For now, it’s worth thinking about people like Bezos and Gates, along with what someone like Buffett does when allocating capital. While it used to be that only the richest of the rich had access to the world’s production, and only after incredibly expansive travel around the world, Bezos democratized access. Nowadays anyone can purchase the world’s plenty, at prices that continue to fall, all with a click of a mouse.
In Gates’s case, he attended elite Lakeside School in Seattle. This rates mention because Seattle’s fanciest school had incredibly primitive (by today’s standards) computers that students could utilize. Gates was an eager user. Readers can rest assured that computers weren’t the norm in Seattle schools back in the late ‘70s, or anywhere else for that matter. And that’s the point.
Gates, Steve Jobs, Michael Dell and others turned nose-bleed expensive computers and the software that gives them life into common goods. Getting into specifics, all three grew incredibly rich by virtue of mass producing former luxuries that once could only be found in the vicinity of the rich and their offspring.
Buffett comes in as the investor whose capital allocations made and make all this possible. Investment is all about the production of more and more goods and services at costs that continuously shrink. Without investors willing to back dreamers like Gates, Jobs and Dell, economic advance grounds to a halt.
So with it hopefully established that individuals get rich by virtue of them democratizing access to formerly unattainable goods and services, while cheapening others (that Charles Schwab is a billionaire is a major-league redundancy), it’s useful to pivot back to the Dems’ tax plan. They want to take money from the rich in order to give it to those who aren’t.
The problem is that no one wants money, they only want what money can be exchanged for. Think about it. Crucial here is that a dollar today is exchangeable for exponentially more goods and services versus decades ago, not to mention that it commands goods and services that very few (rich or poor) could have imagined decades ago. Translated, Sanders, Warren et al want to take from the very people who got rich by powerfully improving the living standards of the poor and middle class through copious production of what was formerly out-of-reach for those same individuals. You can’t make this up!
To be clear, this is not a piece about incentives, and taxes blunting incentives. With the entrepreneurial, there’s an argument that tax rates don’t much inform what they do. But availability of capital most certainly does inform what they do.
This is important as Dems’ wax rhapsodical about the $2.6 trillion that economists Emmanual Saez and Gabriel Zucman promise a wealth tax will raise. Ok, but so what? It’s not the $2.6 trillion that matters, it’s once again what it can be exchanged for. And in shrinking the amount of capital that could be directed toward innovators (what can inheritors or producers of great wealth do but thankfully invest it?), the Dems will slow the process whereby the poor and middle class will be able to attain goods and services previously unattainable for anyone.
Translated, the Democrats in their parallel universe are bragging about plans to shrink by trillions the investment that would vastly improve the lives of the presumed “have nots.” All to give them “money.” Except that money has exponentially fewer uses minus the genius of the individuals (and yes, heirs) they choose to neuter.

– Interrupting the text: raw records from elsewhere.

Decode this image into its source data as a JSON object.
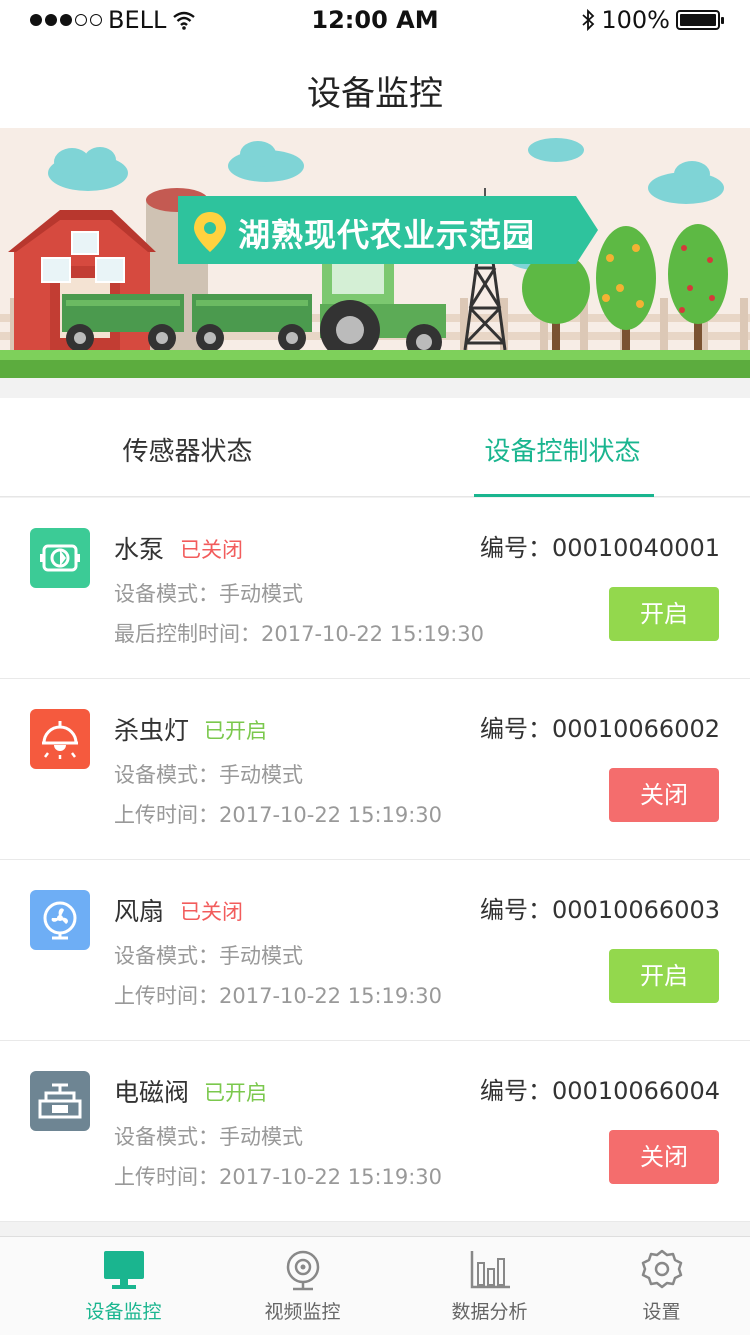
{
  "status_bar": {
    "carrier": "BELL",
    "time": "12:00 AM",
    "battery": "100%"
  },
  "header": {
    "title": "设备监控"
  },
  "banner": {
    "label": "湖熟现代农业示范园",
    "icon": "location-pin-icon"
  },
  "tabs": [
    {
      "label": "传感器状态",
      "active": false
    },
    {
      "label": "设备控制状态",
      "active": true
    }
  ],
  "devices": [
    {
      "name": "水泵",
      "status": "已关闭",
      "status_color": "#f25c5c",
      "icon": "water-pump-icon",
      "icon_color": "#3ccb96",
      "number_label": "编号：",
      "number": "00010040001",
      "line1": "设备模式：手动模式",
      "line2": "最后控制时间：2017-10-22   15:19:30",
      "button": "开启",
      "button_type": "on"
    },
    {
      "name": "杀虫灯",
      "status": "已开启",
      "status_color": "#7bc84d",
      "icon": "bug-lamp-icon",
      "icon_color": "#f55a3e",
      "number_label": "编号：",
      "number": "00010066002",
      "line1": "设备模式：手动模式",
      "line2": "上传时间：2017-10-22   15:19:30",
      "button": "关闭",
      "button_type": "off"
    },
    {
      "name": "风扇",
      "status": "已关闭",
      "status_color": "#f25c5c",
      "icon": "fan-icon",
      "icon_color": "#6eaef5",
      "number_label": "编号：",
      "number": "00010066003",
      "line1": "设备模式：手动模式",
      "line2": "上传时间：2017-10-22   15:19:30",
      "button": "开启",
      "button_type": "on"
    },
    {
      "name": "电磁阀",
      "status": "已开启",
      "status_color": "#7bc84d",
      "icon": "valve-icon",
      "icon_color": "#6e8593",
      "number_label": "编号：",
      "number": "00010066004",
      "line1": "设备模式：手动模式",
      "line2": "上传时间：2017-10-22   15:19:30",
      "button": "关闭",
      "button_type": "off"
    }
  ],
  "tabbar": [
    {
      "label": "设备监控",
      "icon": "monitor-icon",
      "active": true
    },
    {
      "label": "视频监控",
      "icon": "webcam-icon",
      "active": false
    },
    {
      "label": "数据分析",
      "icon": "bar-chart-icon",
      "active": false
    },
    {
      "label": "设置",
      "icon": "gear-icon",
      "active": false
    }
  ],
  "colors": {
    "accent": "#1ab58f",
    "button_on": "#93d84d",
    "button_off": "#f46d6d"
  }
}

Something to think about.
John Tamny is a Forbes contributor, Director of the Center for Economic Freedom at FreedomWorks, editor of RealClearMarkets, and a senior economic adviser to Toreador Research & Trading. He’s the author of “Who Needs the Fed?” (Encounter 2016), along with “Popular Economics” (Regnery, 2015).